The idea he said was to spot red flags, act on them and take therapeutic and other steps in advance, before the problems bubble over and manifest in a violent incident.

Ocean City is already ahead of the curve in this regard, Dr. Taylor noted.

“We have a social worker in each school,” she said. “I’m not aware of any other district with that type of resource,” she said.

No policies or strategies are foolproof, she stressed, however looking at school safety regularly and on an ongoing basis was key to minimizing the risks.

“I cant say it strongly enough that people have to get involved and help us,” in the process she said.

The top three finishers in the Colony Club Spelling Bee were honored at the recent meeting of the Ocean City Board of Education.  From left are Ellie Wisham, Eddie Wisham and Elizabeth Herrera.

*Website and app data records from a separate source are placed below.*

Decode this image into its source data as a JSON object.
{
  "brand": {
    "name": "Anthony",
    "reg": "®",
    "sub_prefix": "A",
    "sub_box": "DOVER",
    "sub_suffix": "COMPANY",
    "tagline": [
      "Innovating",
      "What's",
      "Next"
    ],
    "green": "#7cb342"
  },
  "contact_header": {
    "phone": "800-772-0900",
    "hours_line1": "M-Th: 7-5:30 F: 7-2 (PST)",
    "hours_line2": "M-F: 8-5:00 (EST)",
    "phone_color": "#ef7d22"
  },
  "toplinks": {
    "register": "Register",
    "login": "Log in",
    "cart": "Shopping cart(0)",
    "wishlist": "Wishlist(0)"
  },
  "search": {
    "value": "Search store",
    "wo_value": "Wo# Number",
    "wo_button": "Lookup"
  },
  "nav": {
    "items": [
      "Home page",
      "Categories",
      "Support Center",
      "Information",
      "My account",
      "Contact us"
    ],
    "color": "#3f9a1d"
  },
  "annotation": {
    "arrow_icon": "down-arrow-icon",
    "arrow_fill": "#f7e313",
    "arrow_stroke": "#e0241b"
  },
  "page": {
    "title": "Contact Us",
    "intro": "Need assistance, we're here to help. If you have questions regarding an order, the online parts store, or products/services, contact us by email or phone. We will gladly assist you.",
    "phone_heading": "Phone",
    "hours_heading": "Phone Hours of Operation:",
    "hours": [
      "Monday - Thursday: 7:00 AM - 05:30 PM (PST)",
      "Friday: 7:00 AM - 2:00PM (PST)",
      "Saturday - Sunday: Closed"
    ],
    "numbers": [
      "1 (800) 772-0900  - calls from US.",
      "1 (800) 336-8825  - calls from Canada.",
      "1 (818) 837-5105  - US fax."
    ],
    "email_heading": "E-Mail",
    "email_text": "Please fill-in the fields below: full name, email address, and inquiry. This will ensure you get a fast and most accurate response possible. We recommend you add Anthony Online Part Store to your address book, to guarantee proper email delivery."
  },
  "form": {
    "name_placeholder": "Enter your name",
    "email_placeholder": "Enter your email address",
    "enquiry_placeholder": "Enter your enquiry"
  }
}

“If you see something, tell an administrator,” she said. “If you hear something, tell an administrator. “

Rich Wheeler and Chris Straub, both parents and youth coaches in the community, said “covert” measures were vitally important to school safety in the year 2018, and this would include the possibility of trained and armed security personnel inside the schools.

“I don’t know that there are statistics showing how many incidents have been deterred” by armed security, he said, but that if it was even one, it was worth it. “This is not an issue that is going away.”

Straub called the matter one of “grave concern” and cited Florida and other recent incidents for “failures of those charged with the safety and security of our students. “It’s not just a matter of policy. We can’t rely on policy. We have to keep all options on the table, and that includes armed (personnel) inside the school.”

With these matters in mind, Dr. Taylor noted:

  • Schools Business Administrator Timothy Kelley was in the midst of a comprehensive training program on school safety and security.
  • The Board’s current preparations and plans for dealing with an in-school incident would be presented, the extent they can be, at the next meeting.
  • No new ideas would be taken lightly or dismissed. “We need to think outside the box” to determine what’s best for Ocean City,” she said.
  • She asked the Board to consider requiring a security presence not only at official school functions but also at events and activities by outside groups. At present, she said, this is not routinely done as it is at official school functions. As a result in the future, CCD classes, scouting events, city events and meetings of community clubs and organizations may be required to have security on site, she said.
  • Keeping the schools safer internally through counseling at-risk students, expanding efforts beyond those already in place and taking measures into every area of the district’s physical plants. The efforts can no longer be limited to the Wellness Rooms in the schools, Dr. Taylor said.
  • Students are becoming more involved in the security process and more taking more of an activist’s role. Students, as young as fourth graders, are getting involved in the process
  • A “Dialog Meeting” for middle school age students would be held in Ocean City and hosted by its 8th graders at 6 p.m. March 5 at the high school. “This is their forum,” Dr. Taylor stated, but it was her hope the session would be well attended by community members district-wide.

    The Ocean City Board of Education honored Intermediate School students Christian Ganter who won the 7th grade competition and Eddie D’Amico, judged to be the top 8th grader in the Dr. Martin Luther King Jr. Memorial Essay contest. Topic was “What Does Martin Luther King Jr.’s legacy of peace and justice mean to me, an intermediate school student.

In other matters Wednesday, the Board honored students for the Middle School’s Martin Luther King Jr. Memorial Essay competition, for the Colony Club Spelling Bee and for state educational achievement recognition.